The latest news on the (often purported to be state-sponsored) APT front is a massive piece of spy software, dubbed ‘Flame,’ which seems to have been around for many years – at least since 2010. The worm was discovered by accident when security vendor Kaspersky was looking for another mystery APT dubbed ‘Wiper,’ which has been deleting files on servers in the Middle East for some time. Much like earlier APTs such as ‘Stuxnet’ and ‘Duqu,’ Flame exploits software and hardware vulnerabilities that evade any of the known AV defences and infects desktops and servers in multiple ways (USB, LAN, drive-by etc.); similar to these other APTs, it appears to harm or spy very selectively, so it may reside dormant on a large number of Windows PCs. Flame is different in that the remote controllers can install different modules (e.g., taking control of the PC’s microphone to record conversations) on infected machines depending on what kind of information the controllers want to steal. So, the net-net is we do not know if our desktops or data centres are infected, and consequently whether they are actively or passively spying on us and stealing our data. We might seek some comfort in the belief that this malicious (often Middle Eastern) activity is politically rather than commercially motivated, but state-sponsored industrial espionage is an obvious use as well. Continue reading “APT Threats Today Need a Different Kind of Response”→
There is a huge gap between the views of senior executives/boards of directors and CISOs when it comes to managing cyber risks
To bridge that divide, CISOs need to speak the language of business risk, while executives must remove the blinders that keep them from seeing the depth of the problem.
A couple of recent studies that came to light underscore the very large disconnect between boards of directors/CEOs and the CISO when it comes to managing cyber risks. In the “Governance of Enterprise Security: CyLab 2012 Report,” conducted by Carnegie Mellon CyLab for RSA, some very disturbing findings came to light from the energy/utilities sector. That study, scrutinized whether boards and CEOs were carrying out fundamental cyber governance tasks and discovered that 71% of those boards rarely or never reviewed privacy and security budgets, 79% rarely/never reviewed roles and responsibilities, 64% rarely/never reviewed top-level policies and 57% rarely/never reviewed security program assessments.

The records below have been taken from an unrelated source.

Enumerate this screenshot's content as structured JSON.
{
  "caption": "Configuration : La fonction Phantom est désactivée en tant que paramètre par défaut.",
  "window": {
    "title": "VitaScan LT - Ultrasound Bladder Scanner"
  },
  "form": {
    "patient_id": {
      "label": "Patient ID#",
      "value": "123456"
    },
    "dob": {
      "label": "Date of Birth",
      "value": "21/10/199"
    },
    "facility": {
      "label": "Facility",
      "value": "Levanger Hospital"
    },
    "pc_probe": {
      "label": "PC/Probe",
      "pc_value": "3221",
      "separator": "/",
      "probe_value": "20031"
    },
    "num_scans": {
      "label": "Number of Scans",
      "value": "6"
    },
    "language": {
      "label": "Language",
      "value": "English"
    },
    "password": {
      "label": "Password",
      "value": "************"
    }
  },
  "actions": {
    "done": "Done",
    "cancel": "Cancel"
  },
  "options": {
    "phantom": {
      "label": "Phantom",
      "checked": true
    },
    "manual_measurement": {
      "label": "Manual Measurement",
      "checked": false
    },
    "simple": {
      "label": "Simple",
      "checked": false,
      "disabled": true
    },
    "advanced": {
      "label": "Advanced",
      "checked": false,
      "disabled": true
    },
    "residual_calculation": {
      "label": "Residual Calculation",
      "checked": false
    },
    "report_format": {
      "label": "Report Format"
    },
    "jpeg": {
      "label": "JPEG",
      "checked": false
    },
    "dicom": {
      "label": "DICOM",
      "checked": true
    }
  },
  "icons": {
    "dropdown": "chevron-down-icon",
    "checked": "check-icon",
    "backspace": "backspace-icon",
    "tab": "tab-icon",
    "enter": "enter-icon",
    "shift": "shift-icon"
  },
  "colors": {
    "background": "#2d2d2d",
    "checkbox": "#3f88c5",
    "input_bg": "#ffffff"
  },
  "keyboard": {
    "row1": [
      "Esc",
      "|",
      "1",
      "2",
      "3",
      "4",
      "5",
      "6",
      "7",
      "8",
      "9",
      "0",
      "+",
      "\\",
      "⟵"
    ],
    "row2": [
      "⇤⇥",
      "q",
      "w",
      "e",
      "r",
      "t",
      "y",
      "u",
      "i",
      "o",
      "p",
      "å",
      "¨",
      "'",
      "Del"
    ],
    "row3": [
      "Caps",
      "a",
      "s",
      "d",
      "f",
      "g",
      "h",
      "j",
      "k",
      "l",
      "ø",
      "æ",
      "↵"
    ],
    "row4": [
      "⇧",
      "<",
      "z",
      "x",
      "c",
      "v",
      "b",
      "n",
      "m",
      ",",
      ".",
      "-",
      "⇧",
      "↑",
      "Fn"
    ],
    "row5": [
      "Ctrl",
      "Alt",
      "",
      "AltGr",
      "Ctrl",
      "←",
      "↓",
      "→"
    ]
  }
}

This, in a highly regulated and essential industry. Continue reading “Time to Bridge the Security Divide That Separates CISOs and Directors/CEOs”→
Nobody ever got fired for buying BlackBerrys. Embrace device diversity but incentivize best practices
Anyone old enough to remember the phrase: “Nobody ever got fired for buying IBM equipment”? If uttered by an IBM sales person it could be considered classic fear, uncertainty and doubt (FUD). But it was based on an industry axiom at the time: IBM hardware was the known quantity and the safe purchase. For a long time, nobody got fired for buying BlackBerry either, but the ‘consumerization of IT’ has thrown those old assumptions out the window and organizations are back to really taking a hard look at the features of each mobile OS and trying to keep the FUD at bay. I sat in a panel at Interop last week that basically asked the question: is it safe to hitch your wagon to any one mobile OS, BlackBerry or otherwise? Continue reading “Mobile Operating System Choice”→